◆ Task goal:
Find all lines in the listing that include the word "subtitle", then copy them.
===== Input data =====
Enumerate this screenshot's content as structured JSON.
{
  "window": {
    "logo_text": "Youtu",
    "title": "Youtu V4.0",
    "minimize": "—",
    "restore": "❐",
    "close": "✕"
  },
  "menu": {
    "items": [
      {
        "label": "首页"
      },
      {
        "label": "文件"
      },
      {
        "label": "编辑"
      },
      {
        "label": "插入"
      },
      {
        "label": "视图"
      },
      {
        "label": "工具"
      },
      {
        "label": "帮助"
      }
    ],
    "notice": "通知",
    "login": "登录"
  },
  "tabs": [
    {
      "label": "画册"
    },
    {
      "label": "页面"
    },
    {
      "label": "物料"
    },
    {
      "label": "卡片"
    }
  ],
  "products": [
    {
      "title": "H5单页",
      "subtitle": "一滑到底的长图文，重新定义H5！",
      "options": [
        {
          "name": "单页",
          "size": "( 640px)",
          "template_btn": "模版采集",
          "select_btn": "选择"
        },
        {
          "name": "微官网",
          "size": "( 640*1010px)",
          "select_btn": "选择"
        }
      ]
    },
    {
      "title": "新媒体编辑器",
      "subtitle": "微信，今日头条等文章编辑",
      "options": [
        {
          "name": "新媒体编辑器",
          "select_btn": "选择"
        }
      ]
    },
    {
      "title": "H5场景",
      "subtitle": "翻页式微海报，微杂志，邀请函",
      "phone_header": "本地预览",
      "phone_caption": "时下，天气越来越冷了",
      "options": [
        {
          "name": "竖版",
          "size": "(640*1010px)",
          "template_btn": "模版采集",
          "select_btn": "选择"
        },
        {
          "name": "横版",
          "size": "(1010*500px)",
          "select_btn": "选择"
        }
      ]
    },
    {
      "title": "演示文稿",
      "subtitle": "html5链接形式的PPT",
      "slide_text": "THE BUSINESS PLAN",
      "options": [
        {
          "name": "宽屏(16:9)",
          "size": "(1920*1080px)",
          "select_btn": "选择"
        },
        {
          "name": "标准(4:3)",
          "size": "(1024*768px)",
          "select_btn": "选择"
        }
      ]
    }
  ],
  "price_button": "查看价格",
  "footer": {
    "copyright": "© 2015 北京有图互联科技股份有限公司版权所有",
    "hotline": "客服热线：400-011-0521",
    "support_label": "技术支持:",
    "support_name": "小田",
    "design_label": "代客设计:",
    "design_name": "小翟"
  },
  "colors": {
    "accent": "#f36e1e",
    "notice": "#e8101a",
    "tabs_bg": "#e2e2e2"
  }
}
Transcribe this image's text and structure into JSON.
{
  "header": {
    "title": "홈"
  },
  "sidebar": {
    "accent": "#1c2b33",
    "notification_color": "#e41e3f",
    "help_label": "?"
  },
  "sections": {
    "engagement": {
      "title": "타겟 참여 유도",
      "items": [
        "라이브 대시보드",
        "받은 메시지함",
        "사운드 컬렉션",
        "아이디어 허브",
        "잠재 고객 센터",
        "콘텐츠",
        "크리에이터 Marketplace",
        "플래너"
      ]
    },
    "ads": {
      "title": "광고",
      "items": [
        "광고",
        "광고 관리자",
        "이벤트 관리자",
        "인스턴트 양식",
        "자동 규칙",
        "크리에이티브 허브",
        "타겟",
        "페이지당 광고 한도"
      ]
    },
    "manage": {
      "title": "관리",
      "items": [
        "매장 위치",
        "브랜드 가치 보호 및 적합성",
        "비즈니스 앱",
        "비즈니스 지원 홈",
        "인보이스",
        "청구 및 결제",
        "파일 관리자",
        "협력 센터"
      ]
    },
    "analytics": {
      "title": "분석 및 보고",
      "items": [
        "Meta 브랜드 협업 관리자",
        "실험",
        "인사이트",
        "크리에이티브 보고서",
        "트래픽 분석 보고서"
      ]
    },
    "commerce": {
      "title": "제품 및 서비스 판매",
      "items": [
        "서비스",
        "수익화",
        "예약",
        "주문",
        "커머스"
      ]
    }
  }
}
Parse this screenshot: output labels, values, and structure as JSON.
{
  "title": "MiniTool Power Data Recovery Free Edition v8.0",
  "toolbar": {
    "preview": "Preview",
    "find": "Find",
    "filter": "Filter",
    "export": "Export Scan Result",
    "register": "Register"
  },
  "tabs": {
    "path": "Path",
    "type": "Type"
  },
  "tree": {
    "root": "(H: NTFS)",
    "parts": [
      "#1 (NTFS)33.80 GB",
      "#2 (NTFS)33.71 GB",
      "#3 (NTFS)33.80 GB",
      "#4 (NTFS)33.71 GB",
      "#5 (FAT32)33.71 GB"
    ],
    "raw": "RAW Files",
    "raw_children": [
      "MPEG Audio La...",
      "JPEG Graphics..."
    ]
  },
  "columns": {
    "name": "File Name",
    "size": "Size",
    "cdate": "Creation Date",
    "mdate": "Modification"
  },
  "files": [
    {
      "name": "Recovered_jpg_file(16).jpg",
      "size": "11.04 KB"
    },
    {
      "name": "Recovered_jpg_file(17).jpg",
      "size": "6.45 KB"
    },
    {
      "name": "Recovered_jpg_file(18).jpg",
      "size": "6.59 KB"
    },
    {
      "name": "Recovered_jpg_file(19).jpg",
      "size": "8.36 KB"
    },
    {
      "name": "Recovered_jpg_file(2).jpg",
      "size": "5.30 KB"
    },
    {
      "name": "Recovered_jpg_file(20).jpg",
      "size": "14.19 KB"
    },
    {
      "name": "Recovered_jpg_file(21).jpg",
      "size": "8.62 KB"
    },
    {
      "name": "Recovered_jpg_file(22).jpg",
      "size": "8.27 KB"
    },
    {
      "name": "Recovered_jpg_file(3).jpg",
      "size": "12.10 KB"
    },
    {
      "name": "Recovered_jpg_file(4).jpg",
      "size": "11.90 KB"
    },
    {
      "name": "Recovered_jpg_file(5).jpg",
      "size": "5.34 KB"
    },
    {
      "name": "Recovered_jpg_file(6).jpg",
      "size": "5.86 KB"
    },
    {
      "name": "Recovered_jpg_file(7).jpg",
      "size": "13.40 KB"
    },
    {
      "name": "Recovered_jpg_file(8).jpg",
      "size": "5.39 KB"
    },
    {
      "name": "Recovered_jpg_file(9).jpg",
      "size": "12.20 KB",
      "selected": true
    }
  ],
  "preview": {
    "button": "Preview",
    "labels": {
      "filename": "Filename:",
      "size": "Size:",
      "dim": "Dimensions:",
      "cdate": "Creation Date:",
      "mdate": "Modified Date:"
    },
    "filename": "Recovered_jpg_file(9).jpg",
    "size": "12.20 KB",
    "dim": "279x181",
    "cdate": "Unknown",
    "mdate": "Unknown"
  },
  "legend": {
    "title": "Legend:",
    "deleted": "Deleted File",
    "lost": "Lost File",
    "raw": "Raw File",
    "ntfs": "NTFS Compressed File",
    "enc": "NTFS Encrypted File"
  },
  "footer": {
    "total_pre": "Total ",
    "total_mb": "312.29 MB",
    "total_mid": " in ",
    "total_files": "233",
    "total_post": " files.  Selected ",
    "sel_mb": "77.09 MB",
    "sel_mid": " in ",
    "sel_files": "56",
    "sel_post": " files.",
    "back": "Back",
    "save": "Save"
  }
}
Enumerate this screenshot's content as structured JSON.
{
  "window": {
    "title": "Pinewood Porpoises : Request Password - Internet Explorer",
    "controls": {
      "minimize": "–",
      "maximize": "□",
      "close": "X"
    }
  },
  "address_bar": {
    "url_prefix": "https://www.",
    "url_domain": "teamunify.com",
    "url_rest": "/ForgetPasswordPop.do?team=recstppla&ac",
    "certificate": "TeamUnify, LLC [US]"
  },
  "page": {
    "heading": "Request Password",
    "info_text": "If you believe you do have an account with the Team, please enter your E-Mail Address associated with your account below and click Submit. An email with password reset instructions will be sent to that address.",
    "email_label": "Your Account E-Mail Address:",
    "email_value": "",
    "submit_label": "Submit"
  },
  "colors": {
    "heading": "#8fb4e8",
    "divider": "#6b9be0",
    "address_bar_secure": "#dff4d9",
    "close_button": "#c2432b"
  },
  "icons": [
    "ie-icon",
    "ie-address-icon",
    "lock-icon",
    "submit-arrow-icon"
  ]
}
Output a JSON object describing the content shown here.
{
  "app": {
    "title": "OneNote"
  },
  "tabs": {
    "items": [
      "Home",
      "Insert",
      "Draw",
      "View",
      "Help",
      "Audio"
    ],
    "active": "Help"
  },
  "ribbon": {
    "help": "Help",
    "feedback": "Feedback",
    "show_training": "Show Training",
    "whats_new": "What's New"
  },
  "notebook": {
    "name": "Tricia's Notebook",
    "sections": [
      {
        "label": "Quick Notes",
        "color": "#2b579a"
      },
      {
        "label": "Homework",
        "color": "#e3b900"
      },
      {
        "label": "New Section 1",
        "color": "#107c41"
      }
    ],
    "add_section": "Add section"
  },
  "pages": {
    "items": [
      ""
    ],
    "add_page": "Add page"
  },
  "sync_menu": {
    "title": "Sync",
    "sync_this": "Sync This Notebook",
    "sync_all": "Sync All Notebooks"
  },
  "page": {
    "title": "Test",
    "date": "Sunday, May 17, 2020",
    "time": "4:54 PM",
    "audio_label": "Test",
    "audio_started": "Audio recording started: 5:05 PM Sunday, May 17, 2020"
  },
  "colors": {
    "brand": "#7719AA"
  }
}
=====
◆ Reply to the task:
      "subtitle": "一滑到底的长图文，重新定义H5！",
      "subtitle": "微信，今日头条等文章编辑",
      "subtitle": "翻页式微海报，微杂志，邀请函",
      "subtitle": "html5链接形式的PPT",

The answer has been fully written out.